Next quote! This one comes from one of my ALL-TIME FAVORITES. Yes, that just got all-capped and bolded. I am shouting it from the rooftops. I can’t count how many times I’ve read A Wrinkle in Time, and I’m captivated every time. I have four pages of quotes from this book, but there is one that I have used over and over and over in my life.

It comes as Meg, Calvin, and Mr. Murry are fighting the power of IT, and Meg begins to recite the Declaration of Independence . . .

“We hold these truths to be self-evident!” she shouted, “that all men are created equal, that they are endowed by their creator with certain unalienable rights, that among these are life, liberty, and the pursuit of happiness.” . . .

“But that’s exactly what we have on Camazotz. Complete equality. Everybody exactly alike.”

For a moment her brain reeled with confusion. Then came a moment of blazing truth. “No!” she cried triumphantly. “Like and equal are not the same thing at all!” (Madeleine L’Engle, A Wrinkle in Time, 146; emphasis added)

Love love love. I love Meg Murry in all her snaggle-toothed, impatient, good-hearted imperfection.

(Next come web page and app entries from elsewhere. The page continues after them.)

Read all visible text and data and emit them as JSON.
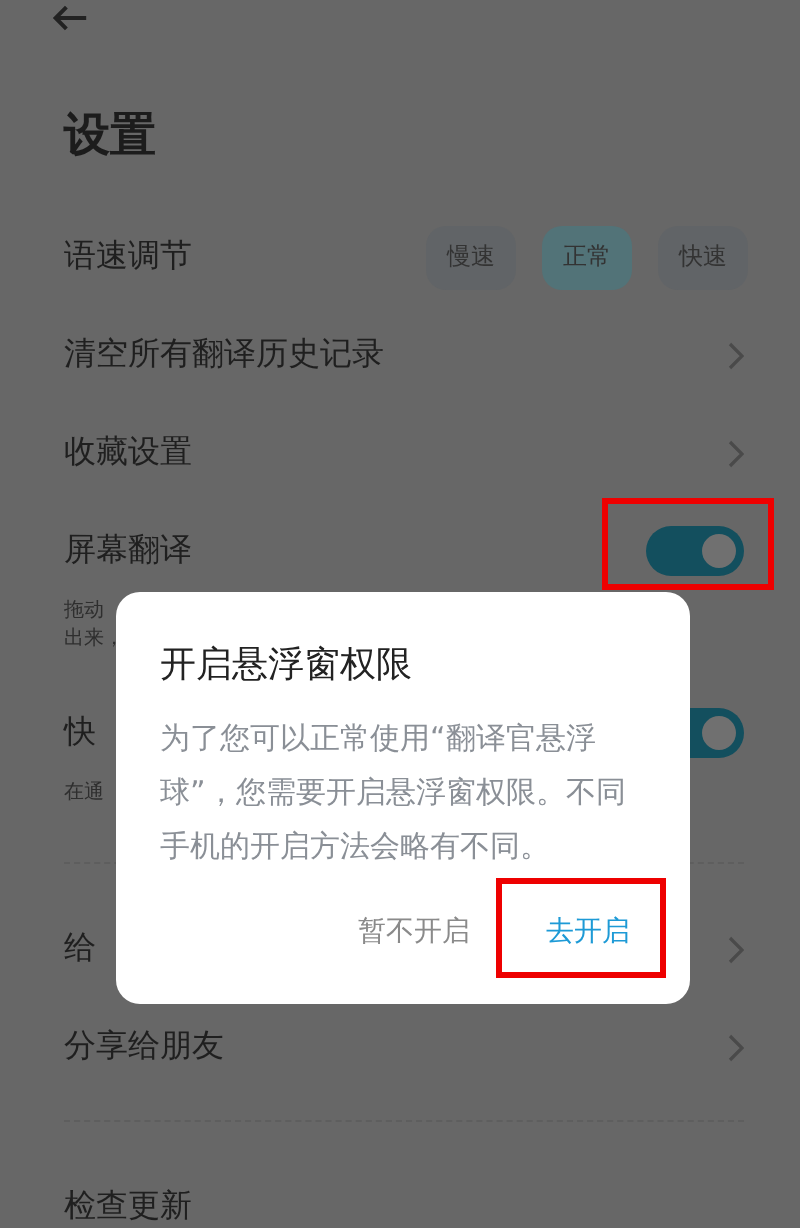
{
  "page": {
    "title": "设置"
  },
  "settings": [
    {
      "kind": "speed",
      "label": "语速调节",
      "options": [
        {
          "label": "慢速",
          "selected": false
        },
        {
          "label": "正常",
          "selected": true
        },
        {
          "label": "快速",
          "selected": false
        }
      ]
    },
    {
      "kind": "link",
      "label": "清空所有翻译历史记录"
    },
    {
      "kind": "link",
      "label": "收藏设置"
    },
    {
      "kind": "toggle",
      "label": "屏幕翻译",
      "on": true,
      "highlighted": true,
      "hint": [
        "拖动",
        "出来，"
      ]
    },
    {
      "kind": "toggle",
      "label": "快",
      "on": true,
      "hint": [
        "在通"
      ],
      "divider": true
    },
    {
      "kind": "link",
      "label": "给"
    },
    {
      "kind": "link",
      "label": "分享给朋友",
      "divider": true
    },
    {
      "kind": "plain",
      "label": "检查更新"
    }
  ],
  "dialog": {
    "title": "开启悬浮窗权限",
    "message": "为了您可以正常使用“翻译官悬浮球”，您需要开启悬浮窗权限。不同手机的开启方法会略有不同。",
    "buttons": [
      {
        "label": "暂不开启",
        "kind": "cancel",
        "highlighted": false
      },
      {
        "label": "去开启",
        "kind": "confirm",
        "highlighted": true
      }
    ]
  }
}
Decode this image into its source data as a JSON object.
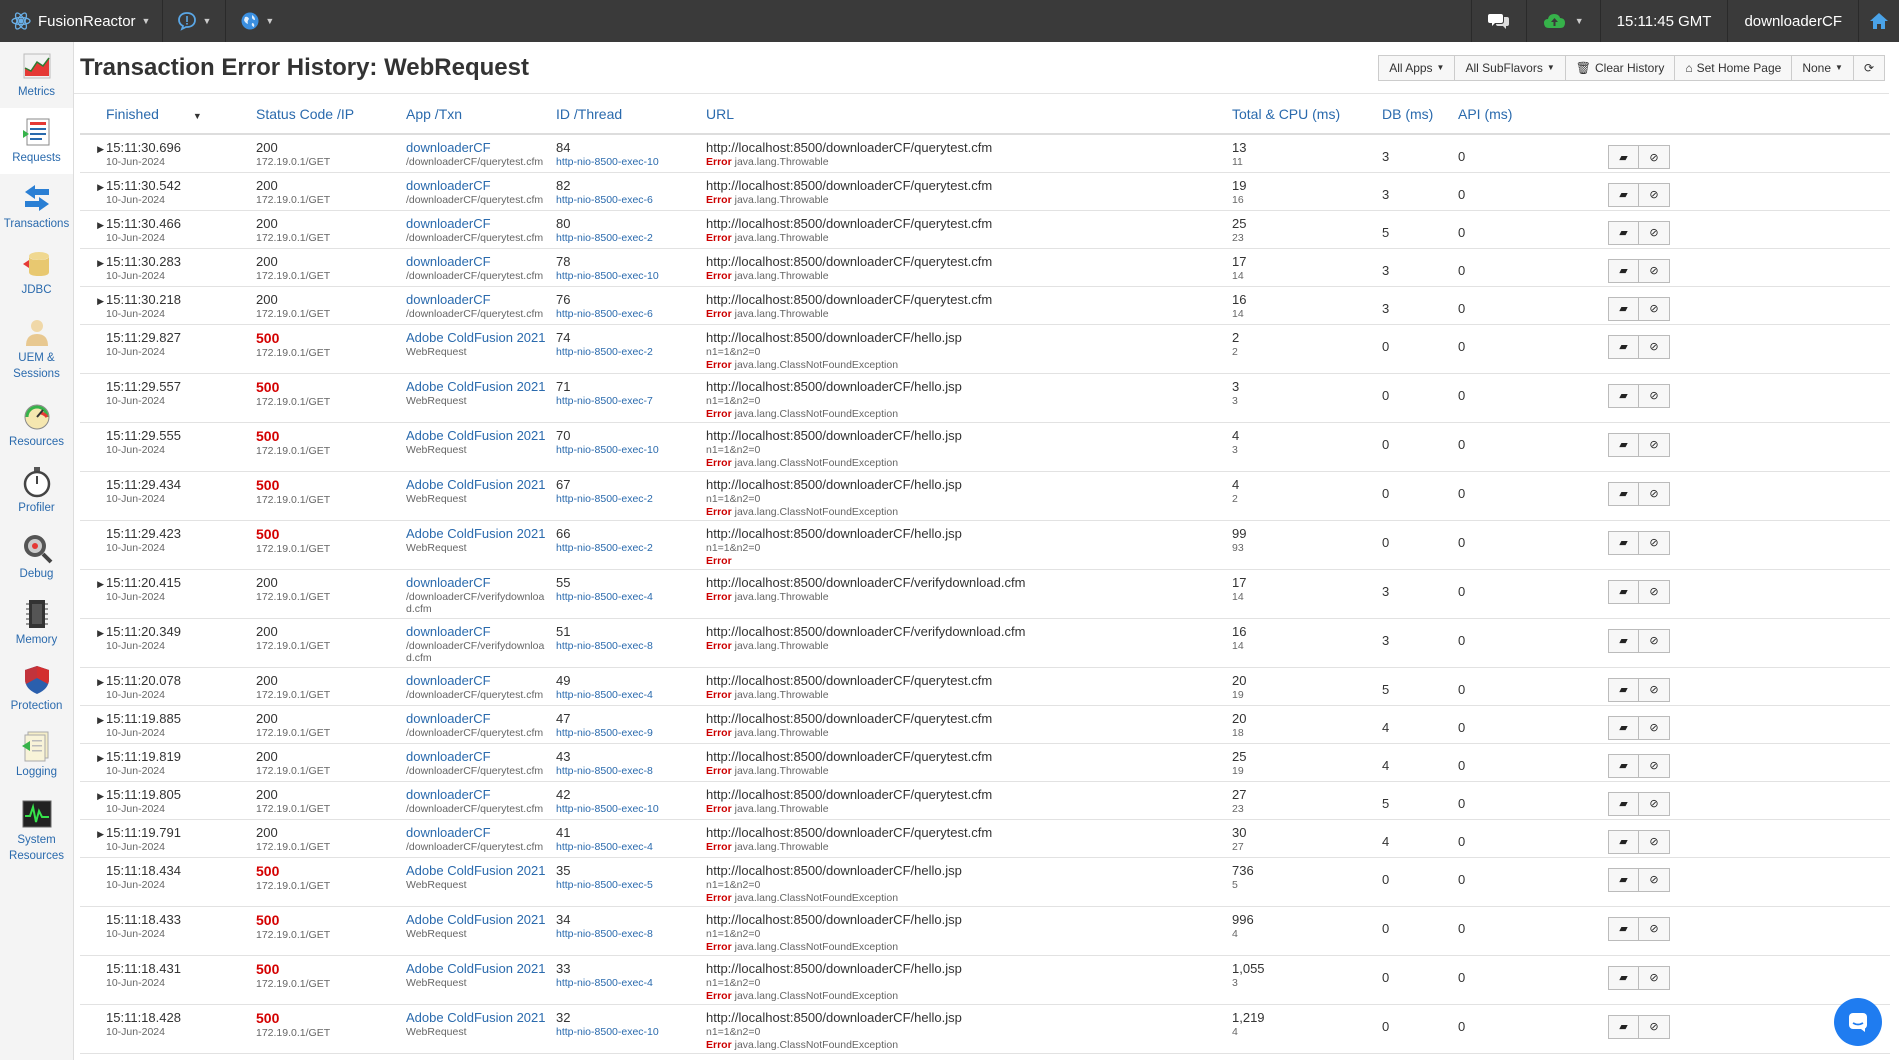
{
  "topbar": {
    "brand": "FusionReactor",
    "time": "15:11:45 GMT",
    "user": "downloaderCF"
  },
  "sidebar": [
    {
      "label": "Metrics",
      "icon": "metrics-icon"
    },
    {
      "label": "Requests",
      "icon": "requests-icon"
    },
    {
      "label": "Transactions",
      "icon": "transactions-icon"
    },
    {
      "label": "JDBC",
      "icon": "jdbc-icon"
    },
    {
      "label": "UEM & Sessions",
      "icon": "uem-icon"
    },
    {
      "label": "Resources",
      "icon": "resources-icon"
    },
    {
      "label": "Profiler",
      "icon": "profiler-icon"
    },
    {
      "label": "Debug",
      "icon": "debug-icon"
    },
    {
      "label": "Memory",
      "icon": "memory-icon"
    },
    {
      "label": "Protection",
      "icon": "protection-icon"
    },
    {
      "label": "Logging",
      "icon": "logging-icon"
    },
    {
      "label": "System Resources",
      "icon": "system-resources-icon"
    }
  ],
  "page": {
    "title": "Transaction Error History: WebRequest",
    "buttons": {
      "all_apps": "All Apps",
      "all_subflavors": "All SubFlavors",
      "clear_history": "Clear History",
      "set_home_page": "Set Home Page",
      "none": "None"
    }
  },
  "table": {
    "headers": {
      "finished": "Finished",
      "status": "Status Code /IP",
      "app": "App /Txn",
      "id": "ID /Thread",
      "url": "URL",
      "total": "Total & CPU (ms)",
      "db": "DB (ms)",
      "api": "API (ms)"
    },
    "rows": [
      {
        "time": "15:11:30.696",
        "date": "10-Jun-2024",
        "code": "200",
        "ip": "172.19.0.1/GET",
        "app": "downloaderCF",
        "txn": "/downloaderCF/querytest.cfm",
        "id": "84",
        "thread": "http-nio-8500-exec-10",
        "url": "http://localhost:8500/downloaderCF/querytest.cfm",
        "query": "",
        "error": "Error",
        "exception": "java.lang.Throwable",
        "total": "13",
        "cpu": "11",
        "db": "3",
        "api": "0",
        "expand": true
      },
      {
        "time": "15:11:30.542",
        "date": "10-Jun-2024",
        "code": "200",
        "ip": "172.19.0.1/GET",
        "app": "downloaderCF",
        "txn": "/downloaderCF/querytest.cfm",
        "id": "82",
        "thread": "http-nio-8500-exec-6",
        "url": "http://localhost:8500/downloaderCF/querytest.cfm",
        "query": "",
        "error": "Error",
        "exception": "java.lang.Throwable",
        "total": "19",
        "cpu": "16",
        "db": "3",
        "api": "0",
        "expand": true
      },
      {
        "time": "15:11:30.466",
        "date": "10-Jun-2024",
        "code": "200",
        "ip": "172.19.0.1/GET",
        "app": "downloaderCF",
        "txn": "/downloaderCF/querytest.cfm",
        "id": "80",
        "thread": "http-nio-8500-exec-2",
        "url": "http://localhost:8500/downloaderCF/querytest.cfm",
        "query": "",
        "error": "Error",
        "exception": "java.lang.Throwable",
        "total": "25",
        "cpu": "23",
        "db": "5",
        "api": "0",
        "expand": true
      },
      {
        "time": "15:11:30.283",
        "date": "10-Jun-2024",
        "code": "200",
        "ip": "172.19.0.1/GET",
        "app": "downloaderCF",
        "txn": "/downloaderCF/querytest.cfm",
        "id": "78",
        "thread": "http-nio-8500-exec-10",
        "url": "http://localhost:8500/downloaderCF/querytest.cfm",
        "query": "",
        "error": "Error",
        "exception": "java.lang.Throwable",
        "total": "17",
        "cpu": "14",
        "db": "3",
        "api": "0",
        "expand": true
      },
      {
        "time": "15:11:30.218",
        "date": "10-Jun-2024",
        "code": "200",
        "ip": "172.19.0.1/GET",
        "app": "downloaderCF",
        "txn": "/downloaderCF/querytest.cfm",
        "id": "76",
        "thread": "http-nio-8500-exec-6",
        "url": "http://localhost:8500/downloaderCF/querytest.cfm",
        "query": "",
        "error": "Error",
        "exception": "java.lang.Throwable",
        "total": "16",
        "cpu": "14",
        "db": "3",
        "api": "0",
        "expand": true
      },
      {
        "time": "15:11:29.827",
        "date": "10-Jun-2024",
        "code": "500",
        "ip": "172.19.0.1/GET",
        "app": "Adobe ColdFusion 2021",
        "txn": "WebRequest",
        "id": "74",
        "thread": "http-nio-8500-exec-2",
        "url": "http://localhost:8500/downloaderCF/hello.jsp",
        "query": "n1=1&n2=0",
        "error": "Error",
        "exception": "java.lang.ClassNotFoundException",
        "total": "2",
        "cpu": "2",
        "db": "0",
        "api": "0",
        "expand": false
      },
      {
        "time": "15:11:29.557",
        "date": "10-Jun-2024",
        "code": "500",
        "ip": "172.19.0.1/GET",
        "app": "Adobe ColdFusion 2021",
        "txn": "WebRequest",
        "id": "71",
        "thread": "http-nio-8500-exec-7",
        "url": "http://localhost:8500/downloaderCF/hello.jsp",
        "query": "n1=1&n2=0",
        "error": "Error",
        "exception": "java.lang.ClassNotFoundException",
        "total": "3",
        "cpu": "3",
        "db": "0",
        "api": "0",
        "expand": false
      },
      {
        "time": "15:11:29.555",
        "date": "10-Jun-2024",
        "code": "500",
        "ip": "172.19.0.1/GET",
        "app": "Adobe ColdFusion 2021",
        "txn": "WebRequest",
        "id": "70",
        "thread": "http-nio-8500-exec-10",
        "url": "http://localhost:8500/downloaderCF/hello.jsp",
        "query": "n1=1&n2=0",
        "error": "Error",
        "exception": "java.lang.ClassNotFoundException",
        "total": "4",
        "cpu": "3",
        "db": "0",
        "api": "0",
        "expand": false
      },
      {
        "time": "15:11:29.434",
        "date": "10-Jun-2024",
        "code": "500",
        "ip": "172.19.0.1/GET",
        "app": "Adobe ColdFusion 2021",
        "txn": "WebRequest",
        "id": "67",
        "thread": "http-nio-8500-exec-2",
        "url": "http://localhost:8500/downloaderCF/hello.jsp",
        "query": "n1=1&n2=0",
        "error": "Error",
        "exception": "java.lang.ClassNotFoundException",
        "total": "4",
        "cpu": "2",
        "db": "0",
        "api": "0",
        "expand": false
      },
      {
        "time": "15:11:29.423",
        "date": "10-Jun-2024",
        "code": "500",
        "ip": "172.19.0.1/GET",
        "app": "Adobe ColdFusion 2021",
        "txn": "WebRequest",
        "id": "66",
        "thread": "http-nio-8500-exec-2",
        "url": "http://localhost:8500/downloaderCF/hello.jsp",
        "query": "n1=1&n2=0",
        "error": "Error",
        "exception": "",
        "total": "99",
        "cpu": "93",
        "db": "0",
        "api": "0",
        "expand": false
      },
      {
        "time": "15:11:20.415",
        "date": "10-Jun-2024",
        "code": "200",
        "ip": "172.19.0.1/GET",
        "app": "downloaderCF",
        "txn": "/downloaderCF/verifydownloa d.cfm",
        "id": "55",
        "thread": "http-nio-8500-exec-4",
        "url": "http://localhost:8500/downloaderCF/verifydownload.cfm",
        "query": "",
        "error": "Error",
        "exception": "java.lang.Throwable",
        "total": "17",
        "cpu": "14",
        "db": "3",
        "api": "0",
        "expand": true
      },
      {
        "time": "15:11:20.349",
        "date": "10-Jun-2024",
        "code": "200",
        "ip": "172.19.0.1/GET",
        "app": "downloaderCF",
        "txn": "/downloaderCF/verifydownloa d.cfm",
        "id": "51",
        "thread": "http-nio-8500-exec-8",
        "url": "http://localhost:8500/downloaderCF/verifydownload.cfm",
        "query": "",
        "error": "Error",
        "exception": "java.lang.Throwable",
        "total": "16",
        "cpu": "14",
        "db": "3",
        "api": "0",
        "expand": true
      },
      {
        "time": "15:11:20.078",
        "date": "10-Jun-2024",
        "code": "200",
        "ip": "172.19.0.1/GET",
        "app": "downloaderCF",
        "txn": "/downloaderCF/querytest.cfm",
        "id": "49",
        "thread": "http-nio-8500-exec-4",
        "url": "http://localhost:8500/downloaderCF/querytest.cfm",
        "query": "",
        "error": "Error",
        "exception": "java.lang.Throwable",
        "total": "20",
        "cpu": "19",
        "db": "5",
        "api": "0",
        "expand": true
      },
      {
        "time": "15:11:19.885",
        "date": "10-Jun-2024",
        "code": "200",
        "ip": "172.19.0.1/GET",
        "app": "downloaderCF",
        "txn": "/downloaderCF/querytest.cfm",
        "id": "47",
        "thread": "http-nio-8500-exec-9",
        "url": "http://localhost:8500/downloaderCF/querytest.cfm",
        "query": "",
        "error": "Error",
        "exception": "java.lang.Throwable",
        "total": "20",
        "cpu": "18",
        "db": "4",
        "api": "0",
        "expand": true
      },
      {
        "time": "15:11:19.819",
        "date": "10-Jun-2024",
        "code": "200",
        "ip": "172.19.0.1/GET",
        "app": "downloaderCF",
        "txn": "/downloaderCF/querytest.cfm",
        "id": "43",
        "thread": "http-nio-8500-exec-8",
        "url": "http://localhost:8500/downloaderCF/querytest.cfm",
        "query": "",
        "error": "Error",
        "exception": "java.lang.Throwable",
        "total": "25",
        "cpu": "19",
        "db": "4",
        "api": "0",
        "expand": true
      },
      {
        "time": "15:11:19.805",
        "date": "10-Jun-2024",
        "code": "200",
        "ip": "172.19.0.1/GET",
        "app": "downloaderCF",
        "txn": "/downloaderCF/querytest.cfm",
        "id": "42",
        "thread": "http-nio-8500-exec-10",
        "url": "http://localhost:8500/downloaderCF/querytest.cfm",
        "query": "",
        "error": "Error",
        "exception": "java.lang.Throwable",
        "total": "27",
        "cpu": "23",
        "db": "5",
        "api": "0",
        "expand": true
      },
      {
        "time": "15:11:19.791",
        "date": "10-Jun-2024",
        "code": "200",
        "ip": "172.19.0.1/GET",
        "app": "downloaderCF",
        "txn": "/downloaderCF/querytest.cfm",
        "id": "41",
        "thread": "http-nio-8500-exec-4",
        "url": "http://localhost:8500/downloaderCF/querytest.cfm",
        "query": "",
        "error": "Error",
        "exception": "java.lang.Throwable",
        "total": "30",
        "cpu": "27",
        "db": "4",
        "api": "0",
        "expand": true
      },
      {
        "time": "15:11:18.434",
        "date": "10-Jun-2024",
        "code": "500",
        "ip": "172.19.0.1/GET",
        "app": "Adobe ColdFusion 2021",
        "txn": "WebRequest",
        "id": "35",
        "thread": "http-nio-8500-exec-5",
        "url": "http://localhost:8500/downloaderCF/hello.jsp",
        "query": "n1=1&n2=0",
        "error": "Error",
        "exception": "java.lang.ClassNotFoundException",
        "total": "736",
        "cpu": "5",
        "db": "0",
        "api": "0",
        "expand": false
      },
      {
        "time": "15:11:18.433",
        "date": "10-Jun-2024",
        "code": "500",
        "ip": "172.19.0.1/GET",
        "app": "Adobe ColdFusion 2021",
        "txn": "WebRequest",
        "id": "34",
        "thread": "http-nio-8500-exec-8",
        "url": "http://localhost:8500/downloaderCF/hello.jsp",
        "query": "n1=1&n2=0",
        "error": "Error",
        "exception": "java.lang.ClassNotFoundException",
        "total": "996",
        "cpu": "4",
        "db": "0",
        "api": "0",
        "expand": false
      },
      {
        "time": "15:11:18.431",
        "date": "10-Jun-2024",
        "code": "500",
        "ip": "172.19.0.1/GET",
        "app": "Adobe ColdFusion 2021",
        "txn": "WebRequest",
        "id": "33",
        "thread": "http-nio-8500-exec-4",
        "url": "http://localhost:8500/downloaderCF/hello.jsp",
        "query": "n1=1&n2=0",
        "error": "Error",
        "exception": "java.lang.ClassNotFoundException",
        "total": "1,055",
        "cpu": "3",
        "db": "0",
        "api": "0",
        "expand": false
      },
      {
        "time": "15:11:18.428",
        "date": "10-Jun-2024",
        "code": "500",
        "ip": "172.19.0.1/GET",
        "app": "Adobe ColdFusion 2021",
        "txn": "WebRequest",
        "id": "32",
        "thread": "http-nio-8500-exec-10",
        "url": "http://localhost:8500/downloaderCF/hello.jsp",
        "query": "n1=1&n2=0",
        "error": "Error",
        "exception": "java.lang.ClassNotFoundException",
        "total": "1,219",
        "cpu": "4",
        "db": "0",
        "api": "0",
        "expand": false
      }
    ]
  }
}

Today, I’m tagging Emily at For the Bookish. I love Emily’s posts–so fun and genuine! The challenge is to post one quote a day for three days, tagging another blogger each day to participate as well. Have fun!

Venturing into Graphic Novels

In the continuing spirit of trying new things, I decided it was time to try that genre I’ve avoided for a long time: graphic novels. The book that convinced me it was time to try was A Wrinkle in Time: the graphic novel, originally by Madeleine L’Engle, adapted and illustrated by Hope Larson.

Honestly, I probably shouldn’t have started out my graphic novel adventure with an adaptation of one of my favorite books of all time. That’s just setting it up for failure. BUT I will say that I enjoyed the illustrations much, much more than I expected. While Larson’s interpretation of the story was vastly different from my own, it was very beautifully drawn and expressed.

Unfortunately, there’s only so much of L’Engle’s incredible writing that you can fit into a graphic novel. While Larson did a good job of fitting in many of the good, powerful lines, there were still so many that were missing, and I was left completely unfulfilled. A graphic novel can’t hold a candle to the power of words.

That being said, I’m willing to try again. Like I said, it wasn’t totally fair to start out with an adaptation of an amazing book. So tell me—have you read any graphic novels? Which would you recommend?